But the law of the land is not there to frustrate honest commercial intentions. A court will only do that if a contracting merchant’s intentions are base (as, to be sure, many will be if the opportunity arises: Adam Smith had some choice things to say about that). A fellow who exploits his counterparty’s vulnerability or patent misapprehension can expect to find the awesome creative weight of the common law – estoppel, constructive trust; money had and received, assumpsit – incanted against him. Expect him to have a fully weaponised litigation department.
If that’s your caper, don’t expect words on paper, however exquisitely turned, to help you.
But if it isn’t – if you act in good faith, reasonably, loving your neighbour as you love yourself; doing unto others only what you would have them do to you – you have little to fear from a literal construction. The common law is your friend.

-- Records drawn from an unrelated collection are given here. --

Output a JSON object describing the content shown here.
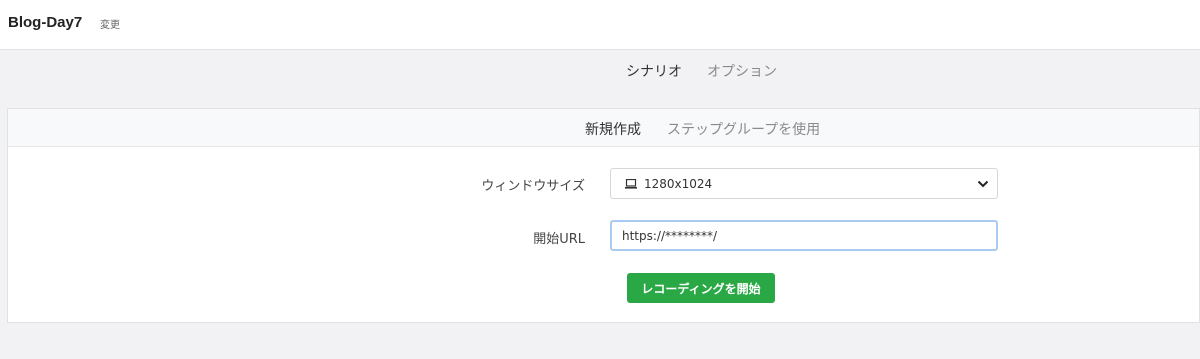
{
  "header": {
    "title": "Blog-Day7",
    "change_label": "変更"
  },
  "main_tabs": [
    {
      "label": "シナリオ",
      "active": true
    },
    {
      "label": "オプション",
      "active": false
    }
  ],
  "sub_tabs": [
    {
      "label": "新規作成",
      "active": true
    },
    {
      "label": "ステップグループを使用",
      "active": false
    }
  ],
  "form": {
    "window_size_label": "ウィンドウサイズ",
    "window_size_value": "1280x1024",
    "window_size_icon": "laptop-icon",
    "start_url_label": "開始URL",
    "start_url_value": "https://********/"
  },
  "actions": {
    "start_recording_label": "レコーディングを開始"
  },
  "colors": {
    "primary_button": "#2aa845",
    "input_focus_border": "#a9cbef"
  }
}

The Latin maxim – anus matronae parvae malas leges faciunt (“little old ladies make bad law”), even though I made it up, may be the final, deepest foundation of the law of equity. It has a converse expression, also home made and converted into Latin to make it sound plausible: noli mentula esse: don’t be a penis. Be clear about what you want, be a good egg and you have little to fear from her majesty’s judiciary. Bonum ovum esse, you know?

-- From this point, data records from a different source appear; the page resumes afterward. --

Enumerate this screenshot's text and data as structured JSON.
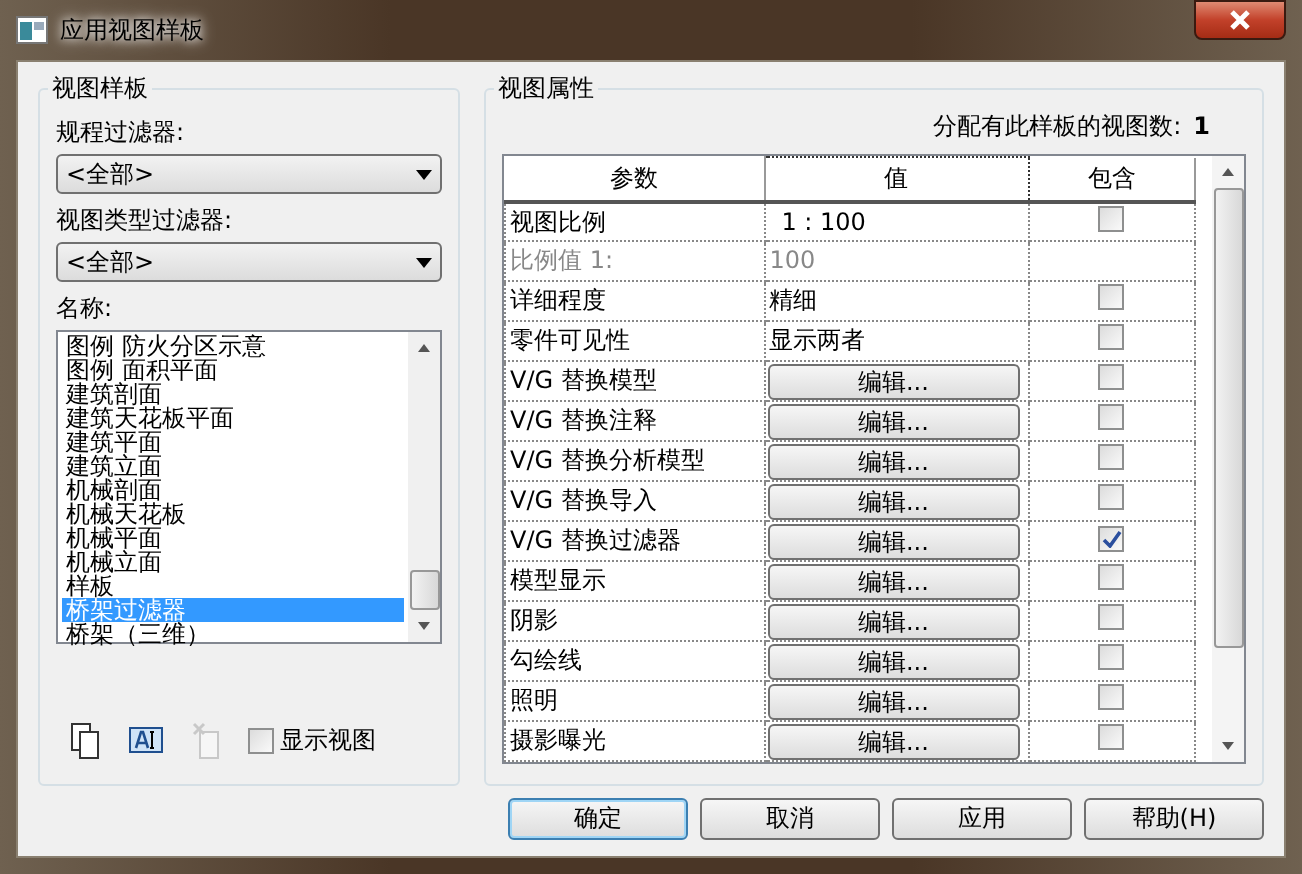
{
  "window": {
    "title": "应用视图样板"
  },
  "template_panel": {
    "title": "视图样板",
    "discipline_filter": {
      "label": "规程过滤器:",
      "value": "<全部>"
    },
    "view_type_filter": {
      "label": "视图类型过滤器:",
      "value": "<全部>"
    },
    "names": {
      "label": "名称:",
      "items": [
        {
          "text": "图例 防火分区示意",
          "selected": false
        },
        {
          "text": "图例 面积平面",
          "selected": false
        },
        {
          "text": "建筑剖面",
          "selected": false
        },
        {
          "text": "建筑天花板平面",
          "selected": false
        },
        {
          "text": "建筑平面",
          "selected": false
        },
        {
          "text": "建筑立面",
          "selected": false
        },
        {
          "text": "机械剖面",
          "selected": false
        },
        {
          "text": "机械天花板",
          "selected": false
        },
        {
          "text": "机械平面",
          "selected": false
        },
        {
          "text": "机械立面",
          "selected": false
        },
        {
          "text": "样板",
          "selected": false
        },
        {
          "text": "桥架过滤器",
          "selected": true
        },
        {
          "text": "桥架（三维）",
          "selected": false
        }
      ]
    },
    "tools": [
      {
        "kind": "duplicate",
        "disabled": false
      },
      {
        "kind": "rename",
        "disabled": false
      },
      {
        "kind": "delete",
        "disabled": true
      }
    ],
    "show_views": {
      "label": "显示视图",
      "checked": false
    }
  },
  "properties_panel": {
    "title": "视图属性",
    "view_count": {
      "label": "分配有此样板的视图数:",
      "value": "1"
    },
    "columns": [
      "参数",
      "值",
      "包含"
    ],
    "rows": [
      {
        "parameter": "视图比例",
        "kind": "text",
        "value": "1 : 100",
        "disabled": false,
        "include": false
      },
      {
        "parameter": "比例值 1:",
        "kind": "text",
        "value": "100",
        "disabled": true
      },
      {
        "parameter": "详细程度",
        "kind": "text",
        "value": "精细",
        "disabled": false,
        "include": false
      },
      {
        "parameter": "零件可见性",
        "kind": "text",
        "value": "显示两者",
        "disabled": false,
        "include": false
      },
      {
        "parameter": "V/G 替换模型",
        "kind": "button",
        "value": "编辑...",
        "disabled": false,
        "include": false
      },
      {
        "parameter": "V/G 替换注释",
        "kind": "button",
        "value": "编辑...",
        "disabled": false,
        "include": false
      },
      {
        "parameter": "V/G 替换分析模型",
        "kind": "button",
        "value": "编辑...",
        "disabled": false,
        "include": false
      },
      {
        "parameter": "V/G 替换导入",
        "kind": "button",
        "value": "编辑...",
        "disabled": false,
        "include": false
      },
      {
        "parameter": "V/G 替换过滤器",
        "kind": "button",
        "value": "编辑...",
        "disabled": false,
        "include": true
      },
      {
        "parameter": "模型显示",
        "kind": "button",
        "value": "编辑...",
        "disabled": false,
        "include": false
      },
      {
        "parameter": "阴影",
        "kind": "button",
        "value": "编辑...",
        "disabled": false,
        "include": false
      },
      {
        "parameter": "勾绘线",
        "kind": "button",
        "value": "编辑...",
        "disabled": false,
        "include": false
      },
      {
        "parameter": "照明",
        "kind": "button",
        "value": "编辑...",
        "disabled": false,
        "include": false
      },
      {
        "parameter": "摄影曝光",
        "kind": "button",
        "value": "编辑...",
        "disabled": false,
        "include": false
      }
    ]
  },
  "buttons": [
    {
      "label": "确定",
      "default": true
    },
    {
      "label": "取消",
      "default": false
    },
    {
      "label": "应用",
      "default": false
    },
    {
      "label": "帮助(H)",
      "default": false
    }
  ]
}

It is true that common law formulated in the service of wronged spinsters presents later courts who are bound by it with hefty intellectual challenges, but no self respecting judge shies away from those – they’re what she took the oath for in the first place.